Each year the soceity present a play to raise money for the Cray Valley Hospital and the Temple Congregational Church, and the combined object receives the approval and support of playgoers over a wide area. In Saturday evening’s audience, for instance, there were residents of Bromley and Sidcup.

Mrs. Monty Herring directed the play, and her husband gave his services as stage manager—and everything with a swing. Beckie Collier as Elizabeth Moulton-Barrett, around whom the play was built, and she had a splendid reception. Her diction and gracefulness were perfect for an amateur, and she was an outstanding success. Maurice Jell, as Robert Browning, the poet, supported Miss Collier adimrably, and the requent scenes between them were well done. Both had difficult and heavy parts, but the acquitted themselves well.

Mr. Frank Harris was the Victorian head of the Moulton-Barrett family, a role he took with dignity and firmness. There was sympathy for his daughter, Henrietta, played by Elsie Hook, who made an attempt to escape from home to marry Captain W. Surtees Cook, whose uniform fascinated her. Their meeting produced some good acting, with a clever sense of the Victorian period.

Marjorie Smith played sympathetically, and Beatrice Smith, the maid, had the power of assuming a new personality when an occasion demanded it. Her handling of “Flush”—a beautiful spaniel—was a feature of the play. Other members of the cast who added to the success of the piece included Harold Hibbs, Herbert Weller, Richard Sparks, Leslie Duck, Arthur Reynolds, Enid Hislop, Edwin Vinson and George Waller.

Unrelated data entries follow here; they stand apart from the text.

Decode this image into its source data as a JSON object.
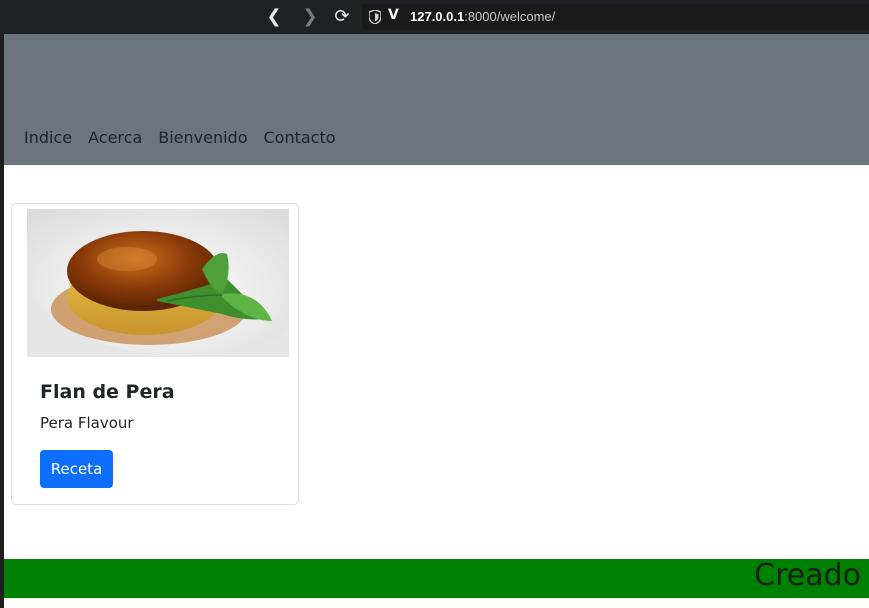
{
  "browser": {
    "url_host": "127.0.0.1",
    "url_rest": ":8000/welcome/"
  },
  "nav": {
    "items": [
      {
        "label": "Indice"
      },
      {
        "label": "Acerca"
      },
      {
        "label": "Bienvenido"
      },
      {
        "label": "Contacto"
      }
    ]
  },
  "card": {
    "title": "Flan de Pera",
    "text": "Pera Flavour",
    "button_label": "Receta"
  },
  "footer": {
    "text": "Creado"
  },
  "colors": {
    "header_bg": "#6c757d",
    "button_bg": "#0d6efd",
    "footer_bg": "#008000"
  }
}
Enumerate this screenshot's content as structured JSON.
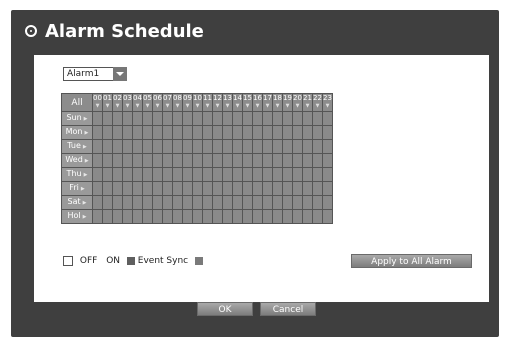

The difficulties of the small stage were overcome with astuteness, and a really creditable show was the result. Mr. and Mrs. Monty Herring are to be congratulated on teh success of their effort.

The society was supported by the loan of furniture for the stage from Messrs. Greaves, of Orpington; busts were lent by Messrs. Whomes, Ltd., and the costumes were by D. and J. Benjamin.

At the conclusion on Saturday evening, Mr. Will Algar invited Mrs. Monty Herring to come before the footlights to receive the cheers of the audience. Mr. Monty Herring was also received with acclamation.

Bouquets were presented to Miss Collier and Mrs. Monty Herring, and Mr. Monty Herring received a gift of cigarettes.


COLLECTION of letters written by Elizabeth Barrett Browning to her brother and sister auctioned yesterday throw new light on circumstances of her elopement from Wimpole Street in January, 1845.

Most important collection of Browning material to appear in sale room since disposal of Robert Browning’s own collection in 1913 for £27,936, including £6,550 for the “Love Letters.” More recently 22 letters also written by his wife released £8,000 in America.

The romantic elopers, a vigorous, positive husband with delicate, invalid wife, lived much in Italy, where Elizabeth died at Florence in 1861, and R. B. 17 years later at Venice.

Rezzonico Palace, his Grand Canal home, death place, and where he wrote “Asolando,” has now been restored and is a museum.